When we talk about the relationship between fashion and the White House, the legacy of first lady Jackie Kennedy is front and center. Decades after her time in Washington, D.C., she has remained a style icon. One of her most memorable ensembles was the bright-pink suit she wore on the day her husband, President John F. Kennedy, was assassinated. Older generations vividly recall November 22, 1963. For those who weren’t alive yet or old enough to remember, photos and videos fill in the gaps to provide a visual of Jackie O. and her blood-stained, pink tweed suit.
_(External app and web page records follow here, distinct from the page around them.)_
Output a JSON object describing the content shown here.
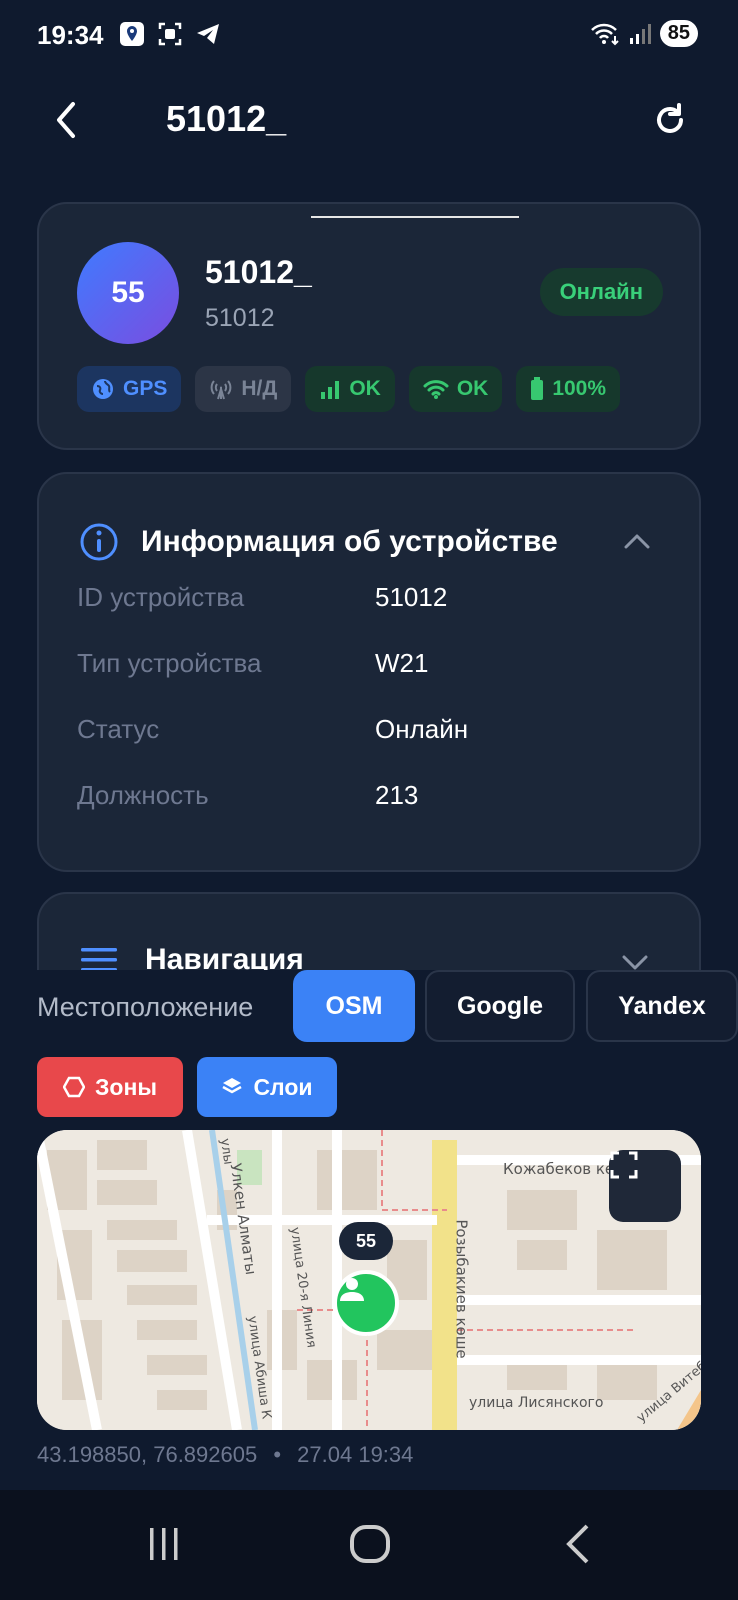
{
  "status_bar": {
    "time": "19:34",
    "battery": "85"
  },
  "header": {
    "title": "51012_"
  },
  "device": {
    "avatar_text": "55",
    "name": "51012_",
    "id": "51012",
    "status": "Онлайн",
    "chips": {
      "gps": "GPS",
      "antenna": "Н/Д",
      "signal": "OK",
      "wifi": "OK",
      "battery": "100%"
    }
  },
  "info": {
    "title": "Информация об устройстве",
    "rows": [
      {
        "label": "ID устройства",
        "value": "51012"
      },
      {
        "label": "Тип устройства",
        "value": "W21"
      },
      {
        "label": "Статус",
        "value": "Онлайн"
      },
      {
        "label": "Должность",
        "value": "213"
      }
    ]
  },
  "navigation": {
    "title": "Навигация"
  },
  "location": {
    "label": "Местоположение",
    "providers": [
      "OSM",
      "Google",
      "Yandex"
    ],
    "selected_provider": "OSM",
    "zones_label": "Зоны",
    "layers_label": "Слои",
    "marker_label": "55",
    "streets": {
      "s1": "Кожабеков көшесі",
      "s2": "Улкен Алматы",
      "s3": "улица 20-я Линия",
      "s4": "Розыбакиев көше",
      "s5": "улица Лисянского",
      "s6": "улица Абиша К",
      "s7": "улица Витебск",
      "s8": "улы"
    },
    "coords": "43.198850, 76.892605",
    "separator": "•",
    "timestamp": "27.04 19:34"
  },
  "colors": {
    "background": "#0f1a2e",
    "card": "#1b2638",
    "accent": "#3b82f6",
    "online": "#39d07a",
    "danger": "#e8484b"
  }
}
This moment will be portrayed (and reimagined) in Pablo Larraín's highly anticipated biopic, Jackie, starring Natalie Portman — and, once again, the titular character's pink suit will play a pivotal role in telling the story. In a new interview with The Cut, the film's costume designer, Madeline Fontaine, talked about the process of recreating garments that hold tremendous historical significance — and the role Chanel played in remaking them. For years, whether or not the first lady's outfit was authentic Chanel was still up for debate. Still, Fontaine was able to work closely with the fashion house on Portman's costume for the film, ensuring the update is indisputably on-brand. "When they saw the fabric, the color, and the way we made it, they agreed to give us the buttons, so it was a real achievement," Fontaine told The Cut. "And now they would like one for their archives." It took some hand-dyeing to recreate the precise shade of pink, the designer told The New York Times — but, once they got it right, five versions of the ensemble were produced.
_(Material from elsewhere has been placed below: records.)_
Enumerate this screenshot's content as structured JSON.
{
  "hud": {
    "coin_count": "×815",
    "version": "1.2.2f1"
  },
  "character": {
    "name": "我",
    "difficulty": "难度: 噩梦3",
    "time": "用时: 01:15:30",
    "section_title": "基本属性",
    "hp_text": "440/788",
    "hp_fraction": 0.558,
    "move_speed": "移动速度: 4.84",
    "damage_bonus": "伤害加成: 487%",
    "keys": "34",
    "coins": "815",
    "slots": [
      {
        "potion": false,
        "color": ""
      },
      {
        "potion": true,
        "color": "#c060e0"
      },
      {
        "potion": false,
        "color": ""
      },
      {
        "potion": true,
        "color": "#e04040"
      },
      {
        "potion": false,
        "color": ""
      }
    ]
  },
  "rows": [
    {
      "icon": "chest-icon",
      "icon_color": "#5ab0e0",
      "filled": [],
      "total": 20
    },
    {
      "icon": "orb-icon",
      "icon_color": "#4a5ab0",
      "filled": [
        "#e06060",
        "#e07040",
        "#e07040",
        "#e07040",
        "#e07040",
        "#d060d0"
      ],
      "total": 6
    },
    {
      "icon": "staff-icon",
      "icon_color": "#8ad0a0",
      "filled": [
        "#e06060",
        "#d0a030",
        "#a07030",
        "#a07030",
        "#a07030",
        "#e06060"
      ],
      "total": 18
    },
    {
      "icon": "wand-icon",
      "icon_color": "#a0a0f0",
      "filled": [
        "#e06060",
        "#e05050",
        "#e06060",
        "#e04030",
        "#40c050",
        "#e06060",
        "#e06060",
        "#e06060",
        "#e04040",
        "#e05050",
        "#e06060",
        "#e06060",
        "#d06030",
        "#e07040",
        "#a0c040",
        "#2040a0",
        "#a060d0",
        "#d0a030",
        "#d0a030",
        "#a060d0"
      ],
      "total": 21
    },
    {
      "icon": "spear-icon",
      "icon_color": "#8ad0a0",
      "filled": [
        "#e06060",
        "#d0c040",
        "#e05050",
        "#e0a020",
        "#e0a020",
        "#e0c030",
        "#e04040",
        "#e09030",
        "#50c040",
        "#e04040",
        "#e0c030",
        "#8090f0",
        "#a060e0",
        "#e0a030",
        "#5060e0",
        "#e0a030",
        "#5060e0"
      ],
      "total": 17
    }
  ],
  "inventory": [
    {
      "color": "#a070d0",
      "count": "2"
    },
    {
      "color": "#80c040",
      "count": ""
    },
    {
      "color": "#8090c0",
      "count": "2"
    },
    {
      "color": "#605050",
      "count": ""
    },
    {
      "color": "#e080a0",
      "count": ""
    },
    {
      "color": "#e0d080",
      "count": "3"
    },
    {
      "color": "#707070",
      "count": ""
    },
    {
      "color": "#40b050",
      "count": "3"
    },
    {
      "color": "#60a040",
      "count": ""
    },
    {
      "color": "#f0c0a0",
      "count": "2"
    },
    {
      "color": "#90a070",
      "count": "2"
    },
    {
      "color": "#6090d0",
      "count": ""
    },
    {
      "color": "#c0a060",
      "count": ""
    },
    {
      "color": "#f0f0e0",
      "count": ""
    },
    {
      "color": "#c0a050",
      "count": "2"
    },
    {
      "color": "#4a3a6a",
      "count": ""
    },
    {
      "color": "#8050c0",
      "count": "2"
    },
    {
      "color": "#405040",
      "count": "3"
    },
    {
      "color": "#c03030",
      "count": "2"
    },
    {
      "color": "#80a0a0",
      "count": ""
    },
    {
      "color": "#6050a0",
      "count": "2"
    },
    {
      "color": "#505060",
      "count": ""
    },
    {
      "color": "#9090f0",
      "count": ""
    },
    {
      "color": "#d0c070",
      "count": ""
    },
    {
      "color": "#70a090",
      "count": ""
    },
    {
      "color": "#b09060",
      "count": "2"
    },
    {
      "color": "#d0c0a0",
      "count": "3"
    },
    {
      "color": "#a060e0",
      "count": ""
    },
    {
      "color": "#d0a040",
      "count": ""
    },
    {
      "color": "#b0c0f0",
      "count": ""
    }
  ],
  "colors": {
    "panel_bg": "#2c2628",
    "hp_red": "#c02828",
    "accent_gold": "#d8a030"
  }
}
In the hours following her husband's assassination, Mrs. Kennedy refused to remove her suit, which was now tinted red with her husband’s blood. She famously said, "Let them see what they’ve done." The outfit still remains in that blood-stained state today, stored in the National Archives. Portman also told The Cut about the forensic importance of the outfit, which helped her get into character for the scene. "It was wild to imagine the unimaginable, which she lived through," the actress explained. "She was basically wearing the evidence of what had happened." Check out the full profile over at The Cut.